On Marvellous Things Heard (Greek: Περὶ θαυμασίων ἀκουσμάτων; Latin: De mirabilibus auscultationibus) is a collection of thematically arranged anecdotes traditionally attributed to Aristotle but written by a Pseudo-Aristotle. The material included in the collection mainly deals with the natural world[1] (e.g., plants, animals, minerals, weather, geography). The work is an example of the paradoxography literary genre.

According to the revised Oxford translation of The Complete Works of Aristotle this treatise's "spuriousness has never been seriously contested".[2]

See also

Notes

  1. ^ Thomas (2002:138).
  2. ^ Barnes (1995:VII).

References

  • Thomas, Rosalind (2002). Herodotus in context: ethnography, science and the art of persuasion.
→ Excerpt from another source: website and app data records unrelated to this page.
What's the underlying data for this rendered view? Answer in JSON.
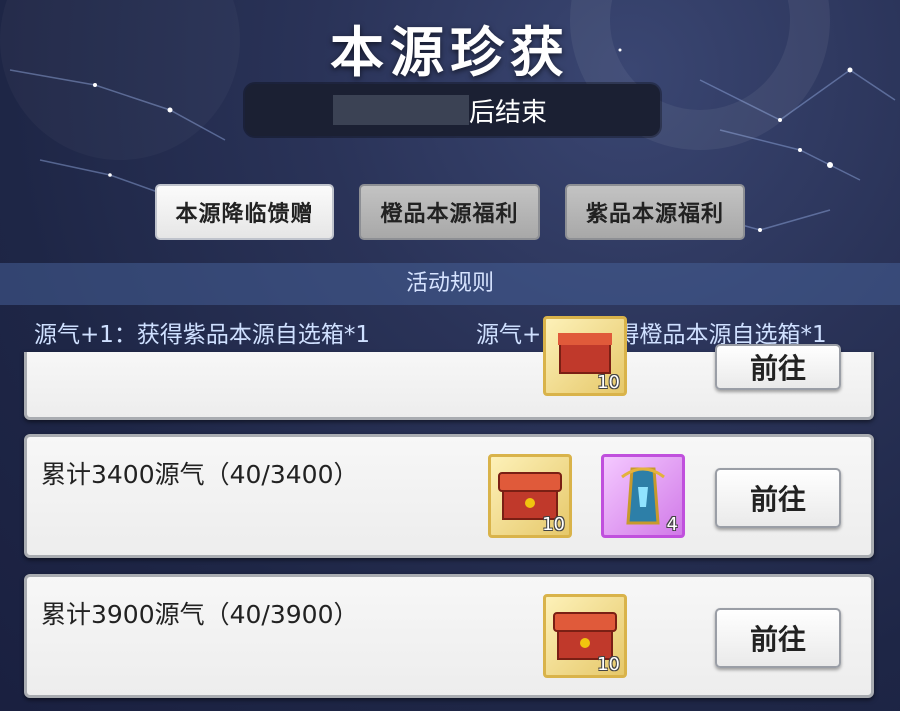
{
  "header": {
    "title": "本源珍获",
    "timer_suffix": "后结束"
  },
  "tabs": [
    {
      "label": "本源降临馈赠",
      "active": true
    },
    {
      "label": "橙品本源福利",
      "active": false
    },
    {
      "label": "紫品本源福利",
      "active": false
    }
  ],
  "rules": {
    "title": "活动规则",
    "lines": [
      "源气+1：获得紫品本源自选箱*1",
      "源气+10：获得橙品本源自选箱*1"
    ]
  },
  "tasks": [
    {
      "label": "",
      "items": [
        {
          "icon": "treasure-chest-icon",
          "count": "10"
        }
      ],
      "button": "前往"
    },
    {
      "label": "累计3400源气（40/3400）",
      "items": [
        {
          "icon": "treasure-chest-icon",
          "count": "10"
        },
        {
          "icon": "scroll-banner-icon",
          "count": "4"
        }
      ],
      "button": "前往"
    },
    {
      "label": "累计3900源气（40/3900）",
      "items": [
        {
          "icon": "treasure-chest-icon",
          "count": "10"
        }
      ],
      "button": "前往"
    }
  ]
}
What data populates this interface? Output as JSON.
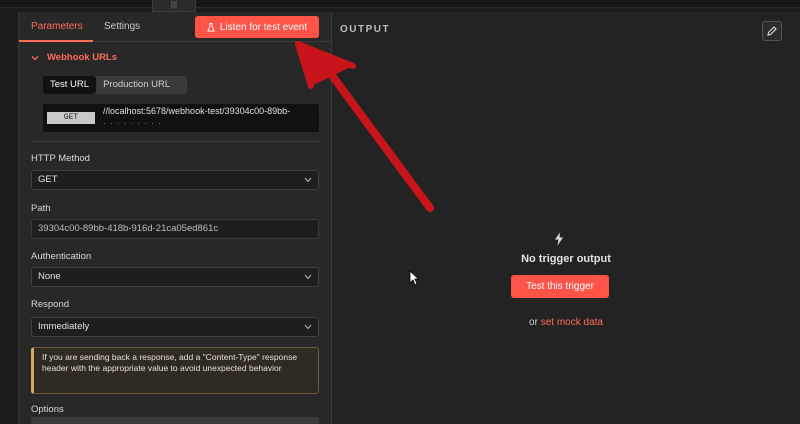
{
  "tabs": {
    "parameters": "Parameters",
    "settings": "Settings"
  },
  "listen_button": "Listen for test event",
  "webhook": {
    "section_title": "Webhook URLs",
    "url_tabs": [
      "Test URL",
      "Production URL"
    ],
    "method": "GET",
    "url_line1": "//localhost:5678/webhook-test/39304c00-89bb-",
    "url_line2": "· · ·  · ·  ·  · · ·"
  },
  "fields": {
    "http_method_label": "HTTP Method",
    "http_method_value": "GET",
    "path_label": "Path",
    "path_value": "39304c00-89bb-418b-916d-21ca05ed861c",
    "auth_label": "Authentication",
    "auth_value": "None",
    "respond_label": "Respond",
    "respond_value": "Immediately",
    "notice": "If you are sending back a response, add a \"Content-Type\" response header with the appropriate value to avoid unexpected behavior",
    "options_label": "Options"
  },
  "output": {
    "title": "OUTPUT",
    "empty_title": "No trigger output",
    "test_button": "Test this trigger",
    "or_text": "or",
    "mock_link": "set mock data"
  },
  "colors": {
    "accent": "#ff5447",
    "link": "#ff6d5a",
    "annotation": "#c8151b"
  },
  "icons": [
    "flask-icon",
    "chevron-down-icon",
    "pencil-icon",
    "bolt-icon",
    "mouse-cursor-icon",
    "red-arrow-annotation"
  ]
}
Cambridge University Press, ISBN 0-521-01241-4
  • Jonathan Barnes (ed.) (61995)The Complete Works of Aristotle, Volume 2, Princeton University Press, ISBN 0-691-01651-8